What you should do:
Give the number of lines in this listing that hold "gall". No other words belong in the reply.
▼
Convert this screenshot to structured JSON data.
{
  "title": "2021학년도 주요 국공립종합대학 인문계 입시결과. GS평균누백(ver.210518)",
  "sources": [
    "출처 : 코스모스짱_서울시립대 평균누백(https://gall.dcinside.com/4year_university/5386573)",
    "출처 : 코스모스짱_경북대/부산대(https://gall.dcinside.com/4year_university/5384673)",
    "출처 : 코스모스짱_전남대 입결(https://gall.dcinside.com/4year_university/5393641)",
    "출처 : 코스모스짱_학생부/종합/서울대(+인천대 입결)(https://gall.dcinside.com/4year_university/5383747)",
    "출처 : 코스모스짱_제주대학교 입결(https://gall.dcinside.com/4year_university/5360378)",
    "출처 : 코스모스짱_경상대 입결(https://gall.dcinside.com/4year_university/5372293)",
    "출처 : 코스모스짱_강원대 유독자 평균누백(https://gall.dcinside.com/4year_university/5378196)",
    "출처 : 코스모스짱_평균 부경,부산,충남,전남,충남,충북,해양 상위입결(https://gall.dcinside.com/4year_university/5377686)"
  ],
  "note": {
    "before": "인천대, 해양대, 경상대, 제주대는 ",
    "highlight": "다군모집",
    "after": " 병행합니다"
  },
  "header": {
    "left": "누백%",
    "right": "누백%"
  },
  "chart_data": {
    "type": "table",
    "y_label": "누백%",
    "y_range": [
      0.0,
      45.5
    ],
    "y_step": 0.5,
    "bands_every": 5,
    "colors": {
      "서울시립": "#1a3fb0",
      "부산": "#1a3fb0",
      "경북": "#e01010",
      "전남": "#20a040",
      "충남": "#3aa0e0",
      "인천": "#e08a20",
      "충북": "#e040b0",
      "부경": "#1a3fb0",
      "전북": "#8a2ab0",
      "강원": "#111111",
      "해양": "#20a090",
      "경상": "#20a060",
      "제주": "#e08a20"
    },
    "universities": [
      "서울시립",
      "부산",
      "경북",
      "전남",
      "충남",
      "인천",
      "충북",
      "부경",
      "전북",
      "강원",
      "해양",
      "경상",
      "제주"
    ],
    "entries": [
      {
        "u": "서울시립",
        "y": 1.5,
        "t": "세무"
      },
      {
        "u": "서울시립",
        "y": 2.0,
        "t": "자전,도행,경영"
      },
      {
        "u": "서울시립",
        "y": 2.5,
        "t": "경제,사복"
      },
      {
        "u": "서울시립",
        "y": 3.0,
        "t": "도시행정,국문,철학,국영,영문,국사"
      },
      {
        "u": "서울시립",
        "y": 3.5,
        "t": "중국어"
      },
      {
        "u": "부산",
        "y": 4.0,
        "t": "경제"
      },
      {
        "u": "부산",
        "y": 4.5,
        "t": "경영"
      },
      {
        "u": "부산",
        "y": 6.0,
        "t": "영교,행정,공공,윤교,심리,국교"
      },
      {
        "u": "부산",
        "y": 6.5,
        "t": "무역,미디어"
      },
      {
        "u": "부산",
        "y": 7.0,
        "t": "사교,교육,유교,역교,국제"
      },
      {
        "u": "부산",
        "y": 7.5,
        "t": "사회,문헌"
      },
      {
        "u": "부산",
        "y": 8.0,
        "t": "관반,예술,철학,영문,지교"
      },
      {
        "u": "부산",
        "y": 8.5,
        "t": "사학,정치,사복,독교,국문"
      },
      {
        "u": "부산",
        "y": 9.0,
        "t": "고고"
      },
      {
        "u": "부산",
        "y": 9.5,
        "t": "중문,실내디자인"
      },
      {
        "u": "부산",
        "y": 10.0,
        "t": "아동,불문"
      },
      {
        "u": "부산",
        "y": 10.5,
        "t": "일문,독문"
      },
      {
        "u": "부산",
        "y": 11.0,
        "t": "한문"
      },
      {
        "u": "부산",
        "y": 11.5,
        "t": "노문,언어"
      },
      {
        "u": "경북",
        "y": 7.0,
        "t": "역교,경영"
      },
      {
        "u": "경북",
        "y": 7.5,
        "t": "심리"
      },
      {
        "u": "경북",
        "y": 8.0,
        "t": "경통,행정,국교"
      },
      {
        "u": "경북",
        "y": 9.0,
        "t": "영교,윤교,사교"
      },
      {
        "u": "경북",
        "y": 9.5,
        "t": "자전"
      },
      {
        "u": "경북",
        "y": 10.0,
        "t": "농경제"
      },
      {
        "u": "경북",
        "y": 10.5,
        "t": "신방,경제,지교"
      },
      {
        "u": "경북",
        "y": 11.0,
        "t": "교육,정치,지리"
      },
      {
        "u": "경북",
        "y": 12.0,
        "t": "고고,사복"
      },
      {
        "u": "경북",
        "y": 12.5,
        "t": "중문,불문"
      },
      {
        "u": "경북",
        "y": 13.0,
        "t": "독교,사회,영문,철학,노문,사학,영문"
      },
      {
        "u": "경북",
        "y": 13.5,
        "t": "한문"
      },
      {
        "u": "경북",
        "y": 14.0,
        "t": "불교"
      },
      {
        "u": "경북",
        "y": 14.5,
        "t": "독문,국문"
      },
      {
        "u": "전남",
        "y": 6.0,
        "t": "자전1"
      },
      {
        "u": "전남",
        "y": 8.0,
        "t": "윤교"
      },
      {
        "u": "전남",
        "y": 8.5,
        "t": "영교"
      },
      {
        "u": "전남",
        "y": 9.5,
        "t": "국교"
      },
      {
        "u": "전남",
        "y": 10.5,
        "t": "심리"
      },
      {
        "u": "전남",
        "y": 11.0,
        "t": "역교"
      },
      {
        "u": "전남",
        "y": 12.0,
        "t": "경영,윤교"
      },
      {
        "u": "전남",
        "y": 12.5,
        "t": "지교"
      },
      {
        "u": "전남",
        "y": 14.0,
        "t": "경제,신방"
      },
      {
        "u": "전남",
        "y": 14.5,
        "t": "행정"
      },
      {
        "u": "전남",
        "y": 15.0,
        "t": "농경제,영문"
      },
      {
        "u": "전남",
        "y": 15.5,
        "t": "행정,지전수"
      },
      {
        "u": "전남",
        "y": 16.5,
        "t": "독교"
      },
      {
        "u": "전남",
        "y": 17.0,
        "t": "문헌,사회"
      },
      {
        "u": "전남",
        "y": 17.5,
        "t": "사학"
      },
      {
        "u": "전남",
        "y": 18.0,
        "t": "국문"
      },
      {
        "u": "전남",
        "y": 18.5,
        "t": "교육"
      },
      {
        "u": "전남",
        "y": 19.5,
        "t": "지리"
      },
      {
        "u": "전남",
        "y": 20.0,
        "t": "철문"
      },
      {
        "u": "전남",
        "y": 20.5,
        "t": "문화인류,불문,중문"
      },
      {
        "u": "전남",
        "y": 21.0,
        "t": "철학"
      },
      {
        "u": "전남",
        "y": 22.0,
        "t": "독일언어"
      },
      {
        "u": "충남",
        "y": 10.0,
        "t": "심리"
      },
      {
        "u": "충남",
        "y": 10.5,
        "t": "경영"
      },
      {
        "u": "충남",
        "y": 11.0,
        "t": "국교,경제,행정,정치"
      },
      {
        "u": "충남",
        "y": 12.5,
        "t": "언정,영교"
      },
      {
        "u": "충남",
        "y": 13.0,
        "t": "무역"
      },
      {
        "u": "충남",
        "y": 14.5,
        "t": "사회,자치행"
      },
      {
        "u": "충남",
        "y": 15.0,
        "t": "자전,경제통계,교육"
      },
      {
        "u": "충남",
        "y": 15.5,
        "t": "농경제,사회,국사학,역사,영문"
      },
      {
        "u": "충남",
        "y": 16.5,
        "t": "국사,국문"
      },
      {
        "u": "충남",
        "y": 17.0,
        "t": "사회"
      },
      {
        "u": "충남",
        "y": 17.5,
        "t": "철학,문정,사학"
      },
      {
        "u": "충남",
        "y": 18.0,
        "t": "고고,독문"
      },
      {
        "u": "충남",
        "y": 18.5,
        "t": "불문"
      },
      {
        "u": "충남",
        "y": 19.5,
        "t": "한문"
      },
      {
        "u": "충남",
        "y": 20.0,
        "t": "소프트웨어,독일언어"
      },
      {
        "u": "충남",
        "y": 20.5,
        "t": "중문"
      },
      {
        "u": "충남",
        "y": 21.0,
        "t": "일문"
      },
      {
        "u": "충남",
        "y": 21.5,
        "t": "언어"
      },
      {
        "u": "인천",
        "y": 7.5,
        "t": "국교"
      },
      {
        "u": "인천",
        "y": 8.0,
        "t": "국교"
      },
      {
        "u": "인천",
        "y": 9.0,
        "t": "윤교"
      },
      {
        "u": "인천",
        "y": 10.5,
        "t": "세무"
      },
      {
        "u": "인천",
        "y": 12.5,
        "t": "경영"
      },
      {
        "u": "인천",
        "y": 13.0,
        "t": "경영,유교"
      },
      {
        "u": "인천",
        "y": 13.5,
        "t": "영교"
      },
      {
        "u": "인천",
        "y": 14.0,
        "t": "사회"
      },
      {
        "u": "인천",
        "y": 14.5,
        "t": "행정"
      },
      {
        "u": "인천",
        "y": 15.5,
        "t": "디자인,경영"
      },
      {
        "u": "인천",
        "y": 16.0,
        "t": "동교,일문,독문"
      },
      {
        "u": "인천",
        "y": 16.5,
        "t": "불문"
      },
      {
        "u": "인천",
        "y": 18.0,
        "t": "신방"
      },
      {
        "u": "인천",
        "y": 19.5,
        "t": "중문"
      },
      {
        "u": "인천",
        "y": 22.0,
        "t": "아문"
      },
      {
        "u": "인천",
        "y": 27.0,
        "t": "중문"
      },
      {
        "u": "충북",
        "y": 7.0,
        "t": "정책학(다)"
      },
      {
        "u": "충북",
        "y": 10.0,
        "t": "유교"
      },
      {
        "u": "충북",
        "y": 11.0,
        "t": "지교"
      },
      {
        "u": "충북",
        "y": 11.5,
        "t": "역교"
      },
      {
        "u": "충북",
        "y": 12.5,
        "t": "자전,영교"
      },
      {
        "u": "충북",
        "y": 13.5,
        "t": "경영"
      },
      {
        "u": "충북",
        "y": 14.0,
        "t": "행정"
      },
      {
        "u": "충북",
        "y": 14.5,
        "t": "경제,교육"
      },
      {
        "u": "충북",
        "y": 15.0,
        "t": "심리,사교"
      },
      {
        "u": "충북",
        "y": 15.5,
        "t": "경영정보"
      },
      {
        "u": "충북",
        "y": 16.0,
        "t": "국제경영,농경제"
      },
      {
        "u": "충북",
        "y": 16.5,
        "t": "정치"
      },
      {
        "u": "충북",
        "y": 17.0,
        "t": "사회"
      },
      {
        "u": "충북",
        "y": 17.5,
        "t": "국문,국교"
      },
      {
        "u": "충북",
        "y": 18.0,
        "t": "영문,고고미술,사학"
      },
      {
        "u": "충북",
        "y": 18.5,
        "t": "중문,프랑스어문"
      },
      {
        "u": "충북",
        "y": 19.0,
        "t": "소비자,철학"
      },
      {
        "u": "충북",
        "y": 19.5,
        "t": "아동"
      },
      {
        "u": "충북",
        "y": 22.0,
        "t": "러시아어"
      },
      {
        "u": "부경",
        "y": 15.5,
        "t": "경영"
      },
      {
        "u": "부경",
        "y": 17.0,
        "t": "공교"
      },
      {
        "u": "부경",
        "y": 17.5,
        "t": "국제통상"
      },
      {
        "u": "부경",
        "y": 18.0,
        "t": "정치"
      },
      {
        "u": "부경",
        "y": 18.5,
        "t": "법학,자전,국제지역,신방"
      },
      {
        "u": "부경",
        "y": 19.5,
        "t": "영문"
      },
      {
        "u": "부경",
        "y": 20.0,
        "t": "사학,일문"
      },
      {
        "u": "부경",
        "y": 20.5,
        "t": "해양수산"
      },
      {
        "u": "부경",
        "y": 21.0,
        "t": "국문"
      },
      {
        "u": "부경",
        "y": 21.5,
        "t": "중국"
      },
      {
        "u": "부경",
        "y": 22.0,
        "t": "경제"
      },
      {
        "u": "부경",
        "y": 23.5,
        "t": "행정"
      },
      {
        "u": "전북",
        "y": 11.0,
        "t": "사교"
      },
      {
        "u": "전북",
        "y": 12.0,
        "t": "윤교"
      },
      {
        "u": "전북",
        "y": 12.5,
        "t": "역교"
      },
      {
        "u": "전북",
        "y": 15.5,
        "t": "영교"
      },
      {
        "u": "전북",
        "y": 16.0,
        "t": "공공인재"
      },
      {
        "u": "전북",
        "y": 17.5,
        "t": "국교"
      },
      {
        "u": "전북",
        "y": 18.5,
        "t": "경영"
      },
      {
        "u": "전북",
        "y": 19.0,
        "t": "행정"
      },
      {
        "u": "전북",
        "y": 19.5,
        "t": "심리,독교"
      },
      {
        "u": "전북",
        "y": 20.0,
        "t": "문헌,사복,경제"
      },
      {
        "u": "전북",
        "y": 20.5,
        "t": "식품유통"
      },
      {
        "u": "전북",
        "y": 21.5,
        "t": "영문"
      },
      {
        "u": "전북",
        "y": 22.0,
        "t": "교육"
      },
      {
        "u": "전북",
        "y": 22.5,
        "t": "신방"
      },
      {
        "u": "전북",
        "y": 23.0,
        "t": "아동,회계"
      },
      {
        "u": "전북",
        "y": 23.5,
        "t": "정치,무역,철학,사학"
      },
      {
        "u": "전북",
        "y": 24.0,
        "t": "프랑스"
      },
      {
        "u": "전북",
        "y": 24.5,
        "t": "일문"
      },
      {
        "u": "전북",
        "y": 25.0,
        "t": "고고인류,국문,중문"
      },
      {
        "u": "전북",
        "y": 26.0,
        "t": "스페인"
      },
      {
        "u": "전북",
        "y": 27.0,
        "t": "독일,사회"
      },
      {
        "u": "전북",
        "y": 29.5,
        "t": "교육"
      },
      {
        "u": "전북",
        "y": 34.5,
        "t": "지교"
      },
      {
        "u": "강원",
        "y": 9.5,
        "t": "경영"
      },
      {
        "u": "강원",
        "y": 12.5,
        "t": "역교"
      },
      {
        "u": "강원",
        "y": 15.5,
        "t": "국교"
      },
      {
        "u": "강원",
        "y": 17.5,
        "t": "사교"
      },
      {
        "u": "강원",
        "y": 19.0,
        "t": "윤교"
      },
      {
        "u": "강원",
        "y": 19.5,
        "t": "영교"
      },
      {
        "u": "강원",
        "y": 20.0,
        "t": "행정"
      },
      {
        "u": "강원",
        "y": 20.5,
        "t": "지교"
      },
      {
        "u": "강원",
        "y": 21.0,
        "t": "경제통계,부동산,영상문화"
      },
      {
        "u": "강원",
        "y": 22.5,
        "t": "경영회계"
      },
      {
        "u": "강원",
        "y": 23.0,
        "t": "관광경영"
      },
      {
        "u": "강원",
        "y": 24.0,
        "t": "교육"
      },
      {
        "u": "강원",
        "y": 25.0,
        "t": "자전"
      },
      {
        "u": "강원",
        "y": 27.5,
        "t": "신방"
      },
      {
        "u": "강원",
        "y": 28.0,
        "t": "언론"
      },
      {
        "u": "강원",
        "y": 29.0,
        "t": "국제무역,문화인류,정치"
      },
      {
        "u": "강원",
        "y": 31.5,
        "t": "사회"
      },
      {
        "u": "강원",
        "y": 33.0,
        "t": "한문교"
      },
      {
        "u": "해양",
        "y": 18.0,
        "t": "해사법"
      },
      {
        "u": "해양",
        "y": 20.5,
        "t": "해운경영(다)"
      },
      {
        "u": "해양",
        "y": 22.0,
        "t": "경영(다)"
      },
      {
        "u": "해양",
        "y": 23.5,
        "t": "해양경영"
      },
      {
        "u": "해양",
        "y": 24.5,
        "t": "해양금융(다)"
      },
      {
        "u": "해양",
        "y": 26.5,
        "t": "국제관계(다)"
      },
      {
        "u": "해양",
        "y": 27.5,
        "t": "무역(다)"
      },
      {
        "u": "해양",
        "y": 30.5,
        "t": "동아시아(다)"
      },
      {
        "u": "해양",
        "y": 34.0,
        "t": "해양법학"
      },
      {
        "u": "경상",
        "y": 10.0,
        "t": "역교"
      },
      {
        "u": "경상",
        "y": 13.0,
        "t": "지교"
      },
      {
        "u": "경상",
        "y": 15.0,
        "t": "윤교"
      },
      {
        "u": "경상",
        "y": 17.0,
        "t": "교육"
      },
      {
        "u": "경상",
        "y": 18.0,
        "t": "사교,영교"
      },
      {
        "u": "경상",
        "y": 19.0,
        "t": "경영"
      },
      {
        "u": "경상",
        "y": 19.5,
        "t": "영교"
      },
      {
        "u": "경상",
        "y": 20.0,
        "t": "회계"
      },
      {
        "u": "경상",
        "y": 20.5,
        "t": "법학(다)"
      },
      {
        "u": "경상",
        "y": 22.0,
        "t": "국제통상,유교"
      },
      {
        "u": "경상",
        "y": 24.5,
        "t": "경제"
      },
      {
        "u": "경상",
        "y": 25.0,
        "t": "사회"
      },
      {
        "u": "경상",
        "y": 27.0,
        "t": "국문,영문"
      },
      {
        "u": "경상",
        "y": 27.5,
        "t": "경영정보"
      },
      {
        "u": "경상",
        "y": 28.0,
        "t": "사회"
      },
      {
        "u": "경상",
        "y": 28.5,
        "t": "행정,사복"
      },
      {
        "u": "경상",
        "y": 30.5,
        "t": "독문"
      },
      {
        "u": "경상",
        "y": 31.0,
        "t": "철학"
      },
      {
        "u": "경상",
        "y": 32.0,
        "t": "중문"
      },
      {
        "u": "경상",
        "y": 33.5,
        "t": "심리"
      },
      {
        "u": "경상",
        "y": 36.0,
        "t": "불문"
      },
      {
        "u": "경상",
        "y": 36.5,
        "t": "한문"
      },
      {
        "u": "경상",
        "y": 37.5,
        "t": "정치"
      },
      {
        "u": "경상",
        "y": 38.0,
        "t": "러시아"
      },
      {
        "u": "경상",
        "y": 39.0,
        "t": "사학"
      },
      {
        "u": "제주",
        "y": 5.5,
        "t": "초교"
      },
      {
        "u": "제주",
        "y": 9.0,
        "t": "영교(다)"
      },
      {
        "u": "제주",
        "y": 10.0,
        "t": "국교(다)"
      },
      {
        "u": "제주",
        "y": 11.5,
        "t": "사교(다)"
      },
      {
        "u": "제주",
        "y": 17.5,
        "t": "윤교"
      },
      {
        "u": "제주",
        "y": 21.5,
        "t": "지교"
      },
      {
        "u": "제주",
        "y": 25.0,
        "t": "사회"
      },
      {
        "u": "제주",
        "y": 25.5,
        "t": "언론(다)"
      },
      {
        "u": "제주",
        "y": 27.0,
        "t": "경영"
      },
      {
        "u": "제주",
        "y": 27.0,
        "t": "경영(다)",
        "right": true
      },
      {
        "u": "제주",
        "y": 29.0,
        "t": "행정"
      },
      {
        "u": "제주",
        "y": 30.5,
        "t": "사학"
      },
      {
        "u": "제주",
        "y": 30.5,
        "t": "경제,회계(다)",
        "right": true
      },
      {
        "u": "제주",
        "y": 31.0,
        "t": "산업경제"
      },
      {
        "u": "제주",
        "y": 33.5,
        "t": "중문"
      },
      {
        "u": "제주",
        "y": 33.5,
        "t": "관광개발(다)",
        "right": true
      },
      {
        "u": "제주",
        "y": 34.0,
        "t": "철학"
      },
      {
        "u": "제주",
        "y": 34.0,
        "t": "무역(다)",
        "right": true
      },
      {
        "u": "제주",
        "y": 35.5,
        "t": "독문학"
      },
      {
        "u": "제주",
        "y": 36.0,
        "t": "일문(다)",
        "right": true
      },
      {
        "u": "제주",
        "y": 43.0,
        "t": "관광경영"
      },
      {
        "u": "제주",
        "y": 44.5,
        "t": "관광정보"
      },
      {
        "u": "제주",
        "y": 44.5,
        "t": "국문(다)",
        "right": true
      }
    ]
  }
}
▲
Task solution:
8